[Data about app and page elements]
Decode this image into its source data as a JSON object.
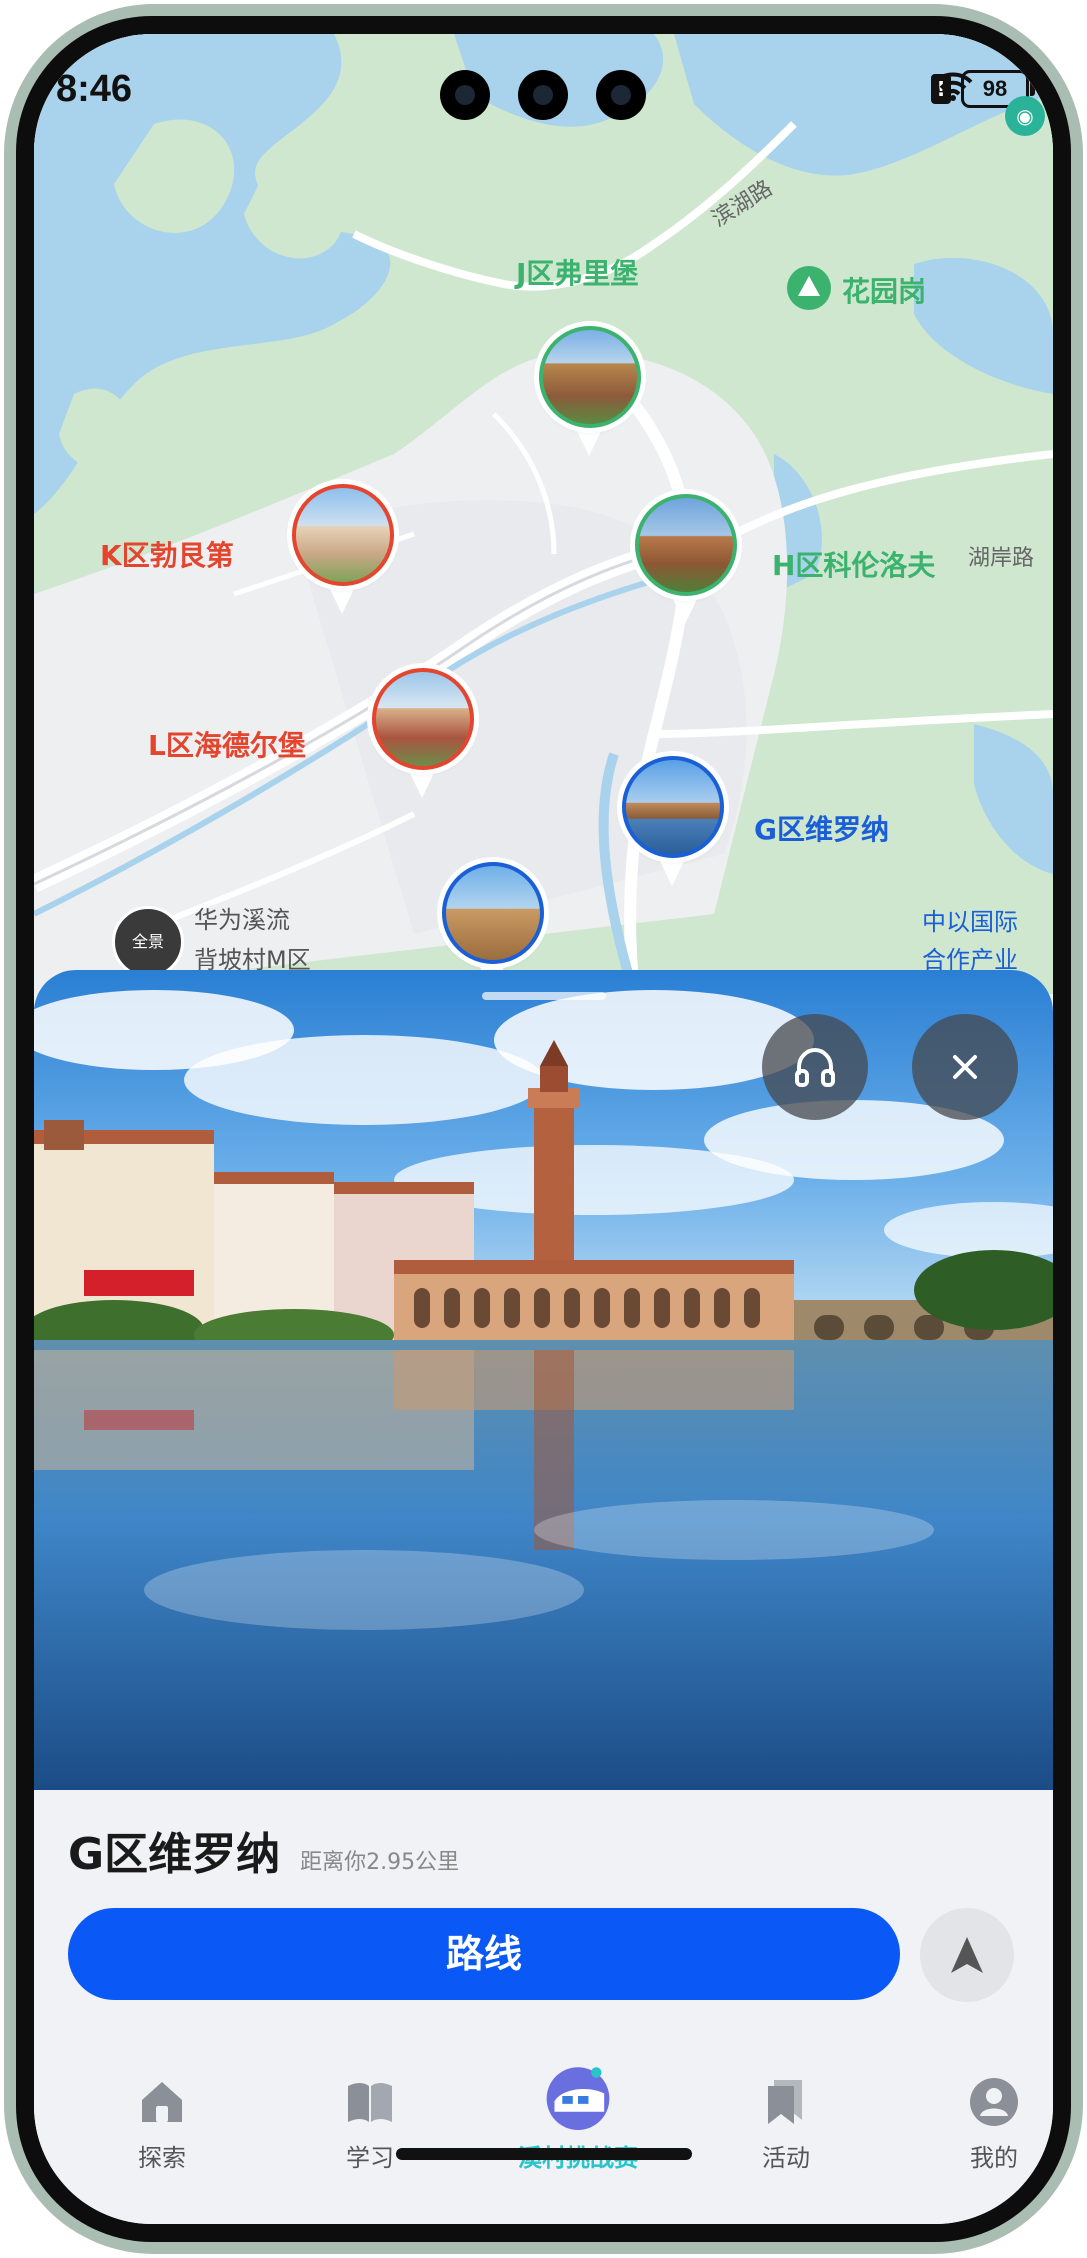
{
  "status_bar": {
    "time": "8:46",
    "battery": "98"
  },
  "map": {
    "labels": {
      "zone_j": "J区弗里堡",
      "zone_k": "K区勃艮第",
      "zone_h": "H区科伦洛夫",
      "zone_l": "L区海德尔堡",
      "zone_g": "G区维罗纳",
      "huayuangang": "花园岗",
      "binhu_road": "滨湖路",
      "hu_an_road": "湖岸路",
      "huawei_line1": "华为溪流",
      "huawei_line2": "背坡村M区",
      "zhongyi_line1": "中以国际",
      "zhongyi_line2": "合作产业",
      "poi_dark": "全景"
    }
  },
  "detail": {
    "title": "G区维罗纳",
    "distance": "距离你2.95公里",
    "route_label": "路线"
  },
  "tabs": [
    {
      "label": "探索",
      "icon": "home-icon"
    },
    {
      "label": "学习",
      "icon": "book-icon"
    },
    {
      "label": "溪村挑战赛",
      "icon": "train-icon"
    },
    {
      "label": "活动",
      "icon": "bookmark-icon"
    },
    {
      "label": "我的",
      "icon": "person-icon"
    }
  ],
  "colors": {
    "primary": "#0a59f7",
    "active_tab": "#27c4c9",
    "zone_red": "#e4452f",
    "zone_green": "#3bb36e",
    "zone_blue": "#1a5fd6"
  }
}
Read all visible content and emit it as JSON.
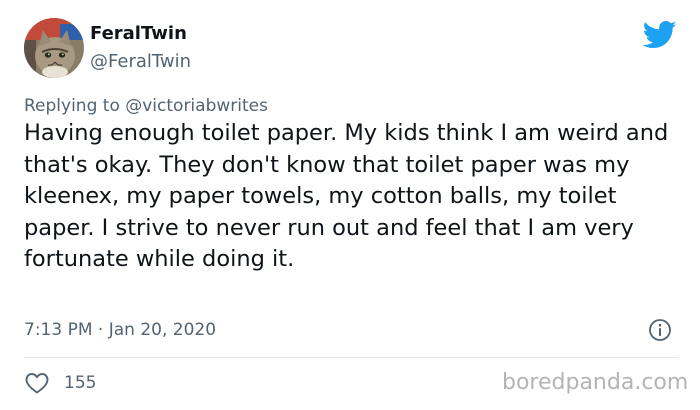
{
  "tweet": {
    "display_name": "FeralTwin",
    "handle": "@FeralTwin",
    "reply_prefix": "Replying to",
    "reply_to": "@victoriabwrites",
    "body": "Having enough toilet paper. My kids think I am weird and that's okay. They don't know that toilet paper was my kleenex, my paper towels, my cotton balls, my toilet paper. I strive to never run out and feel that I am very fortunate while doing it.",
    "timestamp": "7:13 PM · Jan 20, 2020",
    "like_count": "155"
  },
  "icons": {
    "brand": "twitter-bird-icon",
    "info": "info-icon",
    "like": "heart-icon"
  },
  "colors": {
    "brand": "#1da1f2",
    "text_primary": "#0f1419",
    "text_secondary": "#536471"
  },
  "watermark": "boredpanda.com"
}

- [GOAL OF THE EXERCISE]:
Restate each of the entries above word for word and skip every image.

- [RESULT BELOW]:
Decode this image into its source data as a JSON object.
{
  "status_bar": {
    "time": "8:46",
    "battery": "98"
  },
  "map": {
    "labels": {
      "zone_j": "J区弗里堡",
      "zone_k": "K区勃艮第",
      "zone_h": "H区科伦洛夫",
      "zone_l": "L区海德尔堡",
      "zone_g": "G区维罗纳",
      "huayuangang": "花园岗",
      "binhu_road": "滨湖路",
      "hu_an_road": "湖岸路",
      "huawei_line1": "华为溪流",
      "huawei_line2": "背坡村M区",
      "zhongyi_line1": "中以国际",
      "zhongyi_line2": "合作产业",
      "poi_dark": "全景"
    }
  },
  "detail": {
    "title": "G区维罗纳",
    "distance": "距离你2.95公里",
    "route_label": "路线"
  },
  "tabs": [
    {
      "label": "探索",
      "icon": "home-icon"
    },
    {
      "label": "学习",
      "icon": "book-icon"
    },
    {
      "label": "溪村挑战赛",
      "icon": "train-icon"
    },
    {
      "label": "活动",
      "icon": "bookmark-icon"
    },
    {
      "label": "我的",
      "icon": "person-icon"
    }
  ],
  "colors": {
    "primary": "#0a59f7",
    "active_tab": "#27c4c9",
    "zone_red": "#e4452f",
    "zone_green": "#3bb36e",
    "zone_blue": "#1a5fd6"
  }
}
Read all visible content and emit it as JSON.
{
  "tweet": {
    "display_name": "FeralTwin",
    "handle": "@FeralTwin",
    "reply_prefix": "Replying to",
    "reply_to": "@victoriabwrites",
    "body": "Having enough toilet paper. My kids think I am weird and that's okay. They don't know that toilet paper was my kleenex, my paper towels, my cotton balls, my toilet paper. I strive to never run out and feel that I am very fortunate while doing it.",
    "timestamp": "7:13 PM · Jan 20, 2020",
    "like_count": "155"
  },
  "icons": {
    "brand": "twitter-bird-icon",
    "info": "info-icon",
    "like": "heart-icon"
  },
  "colors": {
    "brand": "#1da1f2",
    "text_primary": "#0f1419",
    "text_secondary": "#536471"
  },
  "watermark": "boredpanda.com"
}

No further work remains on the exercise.